For each plant, use a hand trowel to dig a hole just deep enough for the root ball to fit. Or, dig slightly deeper if you're planning to partially bury any leggy stems. Either way, no shovel necessary! Use a ruler or tape measure for proper spacing (it's also fine to eyeball it). Your seedlings will seem pretty far apart at first, but before you know it, they'll be filling the entire plot with lush greenery, produce, or blooms.

Make sure the soil in their plugs or pots is moist before removing your seedlings. Then, gently pop the plants out by pushing on the hole in the bottom of the container with your finger, or use a butter knife or other tool if they're stuck. Carefully place them in their new homes, cover their roots with soil, and water immediately. You did it!

Look After Your Transplants

First things first: Sit back, relax, and admire your accomplishment. Thanks to you, those tiny seeds you bought last winter are now full-fledged plants! And you gave them just the right amount of TLC they needed to make it safely outside. Now, your plant parent role transitions more into maintenance mode.

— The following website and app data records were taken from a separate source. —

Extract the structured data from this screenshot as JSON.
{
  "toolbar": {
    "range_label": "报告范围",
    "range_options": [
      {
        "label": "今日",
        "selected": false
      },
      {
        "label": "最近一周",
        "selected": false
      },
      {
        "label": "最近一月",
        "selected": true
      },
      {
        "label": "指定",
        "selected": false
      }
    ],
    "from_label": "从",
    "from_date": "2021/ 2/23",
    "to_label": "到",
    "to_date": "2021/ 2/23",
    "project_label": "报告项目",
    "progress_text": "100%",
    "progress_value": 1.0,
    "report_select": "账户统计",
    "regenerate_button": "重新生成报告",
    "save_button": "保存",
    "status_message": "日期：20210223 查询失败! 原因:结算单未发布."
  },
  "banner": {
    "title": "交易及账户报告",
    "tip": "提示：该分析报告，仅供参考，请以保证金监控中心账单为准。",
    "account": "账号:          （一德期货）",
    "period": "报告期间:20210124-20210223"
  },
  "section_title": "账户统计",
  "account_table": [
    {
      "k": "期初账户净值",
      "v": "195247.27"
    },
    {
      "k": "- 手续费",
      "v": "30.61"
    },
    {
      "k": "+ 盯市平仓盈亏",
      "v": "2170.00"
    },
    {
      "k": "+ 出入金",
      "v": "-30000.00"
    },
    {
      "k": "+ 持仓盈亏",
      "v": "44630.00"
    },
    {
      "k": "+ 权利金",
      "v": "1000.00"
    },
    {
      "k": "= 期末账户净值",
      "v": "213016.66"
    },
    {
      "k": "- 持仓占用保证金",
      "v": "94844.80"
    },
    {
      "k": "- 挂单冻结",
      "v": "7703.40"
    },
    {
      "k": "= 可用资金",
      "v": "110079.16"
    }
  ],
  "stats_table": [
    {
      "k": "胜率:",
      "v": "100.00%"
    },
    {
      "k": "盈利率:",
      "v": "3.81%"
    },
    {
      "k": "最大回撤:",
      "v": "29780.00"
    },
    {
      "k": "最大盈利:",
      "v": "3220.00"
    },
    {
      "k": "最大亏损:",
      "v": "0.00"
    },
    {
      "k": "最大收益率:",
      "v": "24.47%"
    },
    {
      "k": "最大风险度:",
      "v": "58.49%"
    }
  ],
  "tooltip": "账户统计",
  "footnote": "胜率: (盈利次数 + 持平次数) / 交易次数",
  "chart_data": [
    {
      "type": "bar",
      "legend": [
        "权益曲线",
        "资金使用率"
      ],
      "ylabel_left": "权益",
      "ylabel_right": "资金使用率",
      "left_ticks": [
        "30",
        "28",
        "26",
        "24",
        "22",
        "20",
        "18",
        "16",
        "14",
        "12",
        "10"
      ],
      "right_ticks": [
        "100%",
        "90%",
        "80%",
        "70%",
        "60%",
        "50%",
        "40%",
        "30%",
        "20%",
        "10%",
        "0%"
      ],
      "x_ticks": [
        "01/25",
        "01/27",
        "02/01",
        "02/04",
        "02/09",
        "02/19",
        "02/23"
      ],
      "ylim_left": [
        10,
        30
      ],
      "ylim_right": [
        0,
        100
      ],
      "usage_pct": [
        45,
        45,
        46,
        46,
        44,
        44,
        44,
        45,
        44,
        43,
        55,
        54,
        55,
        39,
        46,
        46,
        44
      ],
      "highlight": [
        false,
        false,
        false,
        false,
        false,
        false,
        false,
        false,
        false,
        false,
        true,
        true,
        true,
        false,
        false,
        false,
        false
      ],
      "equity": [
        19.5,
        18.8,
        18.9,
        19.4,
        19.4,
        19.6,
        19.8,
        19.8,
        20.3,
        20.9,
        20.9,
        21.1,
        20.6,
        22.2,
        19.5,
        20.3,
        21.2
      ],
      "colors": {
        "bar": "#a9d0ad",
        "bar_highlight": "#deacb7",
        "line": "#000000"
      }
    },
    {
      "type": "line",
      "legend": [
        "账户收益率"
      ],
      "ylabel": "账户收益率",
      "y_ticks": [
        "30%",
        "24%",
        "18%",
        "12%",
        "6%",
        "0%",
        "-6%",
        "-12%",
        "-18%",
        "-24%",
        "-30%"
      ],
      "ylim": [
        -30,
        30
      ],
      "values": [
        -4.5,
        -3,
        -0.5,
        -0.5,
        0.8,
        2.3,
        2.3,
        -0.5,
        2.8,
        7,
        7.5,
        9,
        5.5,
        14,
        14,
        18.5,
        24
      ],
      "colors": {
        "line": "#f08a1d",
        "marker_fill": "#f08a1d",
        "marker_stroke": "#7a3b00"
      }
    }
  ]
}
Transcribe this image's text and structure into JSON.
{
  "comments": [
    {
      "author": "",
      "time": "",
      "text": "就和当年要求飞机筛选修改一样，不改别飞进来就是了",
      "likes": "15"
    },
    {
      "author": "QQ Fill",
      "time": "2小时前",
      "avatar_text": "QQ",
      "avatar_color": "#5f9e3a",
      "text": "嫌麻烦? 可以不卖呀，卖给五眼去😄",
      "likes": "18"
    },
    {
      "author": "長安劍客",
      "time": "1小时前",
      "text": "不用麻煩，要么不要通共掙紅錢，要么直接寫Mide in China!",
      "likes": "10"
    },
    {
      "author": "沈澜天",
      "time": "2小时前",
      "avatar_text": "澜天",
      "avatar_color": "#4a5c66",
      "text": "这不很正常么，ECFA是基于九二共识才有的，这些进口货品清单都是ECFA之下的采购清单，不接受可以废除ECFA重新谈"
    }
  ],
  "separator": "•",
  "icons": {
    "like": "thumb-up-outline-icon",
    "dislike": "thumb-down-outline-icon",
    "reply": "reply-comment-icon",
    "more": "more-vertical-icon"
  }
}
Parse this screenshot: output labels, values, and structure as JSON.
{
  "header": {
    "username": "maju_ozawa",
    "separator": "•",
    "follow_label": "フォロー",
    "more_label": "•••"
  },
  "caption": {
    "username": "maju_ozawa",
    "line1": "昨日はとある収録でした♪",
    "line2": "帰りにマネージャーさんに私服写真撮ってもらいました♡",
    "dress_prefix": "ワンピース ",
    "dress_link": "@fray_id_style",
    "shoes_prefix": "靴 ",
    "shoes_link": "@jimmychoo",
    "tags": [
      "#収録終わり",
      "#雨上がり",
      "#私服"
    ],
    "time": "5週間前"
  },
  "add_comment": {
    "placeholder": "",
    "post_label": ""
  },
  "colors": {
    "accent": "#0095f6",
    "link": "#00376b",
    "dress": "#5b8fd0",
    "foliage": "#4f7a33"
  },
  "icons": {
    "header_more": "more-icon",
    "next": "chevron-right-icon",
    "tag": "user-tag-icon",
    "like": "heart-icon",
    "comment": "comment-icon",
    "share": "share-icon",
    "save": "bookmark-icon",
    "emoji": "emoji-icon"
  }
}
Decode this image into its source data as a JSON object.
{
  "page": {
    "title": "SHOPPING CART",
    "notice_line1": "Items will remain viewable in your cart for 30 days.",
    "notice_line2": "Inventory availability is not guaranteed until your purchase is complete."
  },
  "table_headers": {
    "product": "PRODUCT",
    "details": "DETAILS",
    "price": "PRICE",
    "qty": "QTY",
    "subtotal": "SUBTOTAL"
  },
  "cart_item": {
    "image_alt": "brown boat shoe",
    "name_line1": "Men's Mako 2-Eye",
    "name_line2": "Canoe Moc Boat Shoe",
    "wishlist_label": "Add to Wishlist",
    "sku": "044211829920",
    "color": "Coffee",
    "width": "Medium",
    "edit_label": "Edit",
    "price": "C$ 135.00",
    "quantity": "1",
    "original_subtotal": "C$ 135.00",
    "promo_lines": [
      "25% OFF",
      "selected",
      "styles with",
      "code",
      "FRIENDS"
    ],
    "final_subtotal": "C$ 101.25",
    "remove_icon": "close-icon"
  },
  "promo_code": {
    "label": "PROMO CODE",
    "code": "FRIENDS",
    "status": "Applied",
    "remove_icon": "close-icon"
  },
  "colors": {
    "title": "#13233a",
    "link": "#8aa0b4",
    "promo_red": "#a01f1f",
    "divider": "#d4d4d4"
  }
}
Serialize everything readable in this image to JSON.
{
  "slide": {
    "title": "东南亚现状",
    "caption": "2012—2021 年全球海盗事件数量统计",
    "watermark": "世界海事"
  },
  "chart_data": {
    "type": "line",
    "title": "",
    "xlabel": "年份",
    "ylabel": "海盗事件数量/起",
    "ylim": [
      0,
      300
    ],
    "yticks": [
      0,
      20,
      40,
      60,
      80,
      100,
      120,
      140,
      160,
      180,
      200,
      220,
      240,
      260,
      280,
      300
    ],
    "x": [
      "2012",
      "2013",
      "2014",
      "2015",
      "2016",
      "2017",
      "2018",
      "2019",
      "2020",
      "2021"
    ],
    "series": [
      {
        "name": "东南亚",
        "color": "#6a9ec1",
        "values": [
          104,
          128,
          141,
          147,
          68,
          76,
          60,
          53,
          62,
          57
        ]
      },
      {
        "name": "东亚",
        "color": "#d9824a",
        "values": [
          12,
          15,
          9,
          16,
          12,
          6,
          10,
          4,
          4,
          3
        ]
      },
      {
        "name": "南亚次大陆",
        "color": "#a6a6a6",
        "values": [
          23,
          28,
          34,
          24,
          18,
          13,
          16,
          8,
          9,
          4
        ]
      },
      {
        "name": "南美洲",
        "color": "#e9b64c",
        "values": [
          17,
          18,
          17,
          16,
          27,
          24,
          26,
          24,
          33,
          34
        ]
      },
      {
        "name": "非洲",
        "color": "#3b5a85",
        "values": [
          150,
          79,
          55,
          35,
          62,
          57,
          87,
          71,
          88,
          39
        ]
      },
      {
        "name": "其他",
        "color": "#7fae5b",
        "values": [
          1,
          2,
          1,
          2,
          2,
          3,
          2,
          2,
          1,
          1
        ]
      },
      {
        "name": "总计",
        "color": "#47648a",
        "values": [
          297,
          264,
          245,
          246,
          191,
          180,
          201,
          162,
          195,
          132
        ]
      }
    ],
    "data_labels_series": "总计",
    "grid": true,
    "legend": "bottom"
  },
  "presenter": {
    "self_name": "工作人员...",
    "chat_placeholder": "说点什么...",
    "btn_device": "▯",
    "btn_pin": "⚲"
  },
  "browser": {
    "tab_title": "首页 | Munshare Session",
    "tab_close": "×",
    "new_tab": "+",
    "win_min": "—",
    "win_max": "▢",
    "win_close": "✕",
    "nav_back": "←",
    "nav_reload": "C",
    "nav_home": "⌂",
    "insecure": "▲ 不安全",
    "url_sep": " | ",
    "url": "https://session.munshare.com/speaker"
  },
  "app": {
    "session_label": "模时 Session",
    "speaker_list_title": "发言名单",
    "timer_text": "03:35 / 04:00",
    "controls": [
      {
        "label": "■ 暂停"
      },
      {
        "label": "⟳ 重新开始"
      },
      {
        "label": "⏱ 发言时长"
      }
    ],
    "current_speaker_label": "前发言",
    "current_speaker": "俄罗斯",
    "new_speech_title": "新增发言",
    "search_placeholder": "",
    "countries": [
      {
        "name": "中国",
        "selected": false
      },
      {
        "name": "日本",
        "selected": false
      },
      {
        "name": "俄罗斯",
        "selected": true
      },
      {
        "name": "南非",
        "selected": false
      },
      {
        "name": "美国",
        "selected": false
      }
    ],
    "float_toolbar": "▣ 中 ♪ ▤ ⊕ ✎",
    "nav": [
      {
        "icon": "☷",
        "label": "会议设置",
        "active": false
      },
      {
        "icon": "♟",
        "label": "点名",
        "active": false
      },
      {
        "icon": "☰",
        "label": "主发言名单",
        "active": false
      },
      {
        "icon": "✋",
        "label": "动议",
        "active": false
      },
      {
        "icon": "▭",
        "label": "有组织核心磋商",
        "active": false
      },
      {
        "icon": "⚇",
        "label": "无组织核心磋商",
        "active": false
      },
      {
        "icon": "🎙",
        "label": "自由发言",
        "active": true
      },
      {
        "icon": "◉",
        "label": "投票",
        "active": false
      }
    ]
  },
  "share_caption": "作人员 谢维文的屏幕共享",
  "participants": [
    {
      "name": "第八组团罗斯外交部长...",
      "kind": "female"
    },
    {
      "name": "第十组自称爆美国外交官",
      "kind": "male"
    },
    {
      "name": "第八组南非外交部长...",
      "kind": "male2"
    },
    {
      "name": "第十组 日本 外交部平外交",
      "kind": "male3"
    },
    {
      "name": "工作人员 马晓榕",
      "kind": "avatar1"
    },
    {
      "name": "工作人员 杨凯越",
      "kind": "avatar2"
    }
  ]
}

  • Prepare for shock. Your plants may experience some level of transplant shock after transplanting. You prepared them the best you could, but it's still a big transition! Transplant shock may involve wilting, yellowing, or curling of leaves. Keep plants well-watered and wait patiently. Within a few days, they should be back to their peppy selves.
  • Continue to watch the weather. If temps suddenly dip, cover your plants with a large cloth—a bed sheet, drop cloth, or tarp will work—until the threat of damaging cold has passed. Support the covering with stakes to keep it from actually touching the plants.
  • Water and feed. And of course, continue watering your plant babies and providing proper nutrition to help them reach their maximum potential. About a month after planting, start feeding plants an all-purpose plant food such as Miracle-Gro® Water Soluble All Purpose Plant Food, which delivers an instant boost of optimal micronutrients, according to label directions.

Your little seedlings have come a long way since winter—and so have you. Later this summer, you can enjoy the fruits of your labor (pun totally intended) and even try your hand at succession planting for more homegrown goodness. For now, congratulate yourself on a successful seedling transplant!